Start of Block
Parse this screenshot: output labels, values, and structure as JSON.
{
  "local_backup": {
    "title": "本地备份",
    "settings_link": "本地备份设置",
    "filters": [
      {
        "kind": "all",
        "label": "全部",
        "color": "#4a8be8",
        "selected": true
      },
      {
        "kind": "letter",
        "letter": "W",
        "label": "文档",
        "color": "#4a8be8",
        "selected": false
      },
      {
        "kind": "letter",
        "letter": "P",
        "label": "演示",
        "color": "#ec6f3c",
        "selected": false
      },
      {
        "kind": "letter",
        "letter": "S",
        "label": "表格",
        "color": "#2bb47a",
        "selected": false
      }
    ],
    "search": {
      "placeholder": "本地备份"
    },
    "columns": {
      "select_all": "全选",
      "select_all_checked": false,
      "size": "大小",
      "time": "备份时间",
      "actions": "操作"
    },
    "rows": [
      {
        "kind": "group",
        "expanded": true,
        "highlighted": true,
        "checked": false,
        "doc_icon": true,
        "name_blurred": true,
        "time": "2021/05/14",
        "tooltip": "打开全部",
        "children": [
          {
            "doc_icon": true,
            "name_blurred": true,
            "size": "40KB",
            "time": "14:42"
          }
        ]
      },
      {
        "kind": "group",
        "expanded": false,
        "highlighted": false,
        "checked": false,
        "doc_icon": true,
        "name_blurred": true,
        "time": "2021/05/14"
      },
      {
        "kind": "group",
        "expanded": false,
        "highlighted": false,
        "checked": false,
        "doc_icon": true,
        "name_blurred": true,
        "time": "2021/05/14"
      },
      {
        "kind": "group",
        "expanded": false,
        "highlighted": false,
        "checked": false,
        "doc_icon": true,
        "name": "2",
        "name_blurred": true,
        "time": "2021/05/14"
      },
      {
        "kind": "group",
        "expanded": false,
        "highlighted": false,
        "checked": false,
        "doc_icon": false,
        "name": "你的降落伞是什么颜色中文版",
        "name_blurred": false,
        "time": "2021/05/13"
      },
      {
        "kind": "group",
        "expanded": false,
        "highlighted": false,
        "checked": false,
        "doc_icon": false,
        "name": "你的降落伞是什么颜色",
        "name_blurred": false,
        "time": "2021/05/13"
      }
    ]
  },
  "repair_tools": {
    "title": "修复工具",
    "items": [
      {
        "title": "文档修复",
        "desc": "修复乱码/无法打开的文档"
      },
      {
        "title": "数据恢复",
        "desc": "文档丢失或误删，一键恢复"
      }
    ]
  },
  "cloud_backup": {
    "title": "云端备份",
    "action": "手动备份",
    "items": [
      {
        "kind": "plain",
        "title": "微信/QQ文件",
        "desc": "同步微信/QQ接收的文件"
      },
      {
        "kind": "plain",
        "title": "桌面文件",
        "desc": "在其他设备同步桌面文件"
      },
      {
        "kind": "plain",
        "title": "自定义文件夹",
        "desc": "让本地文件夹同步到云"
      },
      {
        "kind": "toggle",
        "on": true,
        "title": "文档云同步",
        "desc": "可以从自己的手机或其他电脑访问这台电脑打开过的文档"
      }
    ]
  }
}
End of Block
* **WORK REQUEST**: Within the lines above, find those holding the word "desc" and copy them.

* **ANSWER TO THIS EXERCISE**:
        "desc": "修复乱码/无法打开的文档"
        "desc": "文档丢失或误删，一键恢复"
        "desc": "同步微信/QQ接收的文件"
        "desc": "在其他设备同步桌面文件"
        "desc": "让本地文件夹同步到云"
        "desc": "可以从自己的手机或其他电脑访问这台电脑打开过的文档"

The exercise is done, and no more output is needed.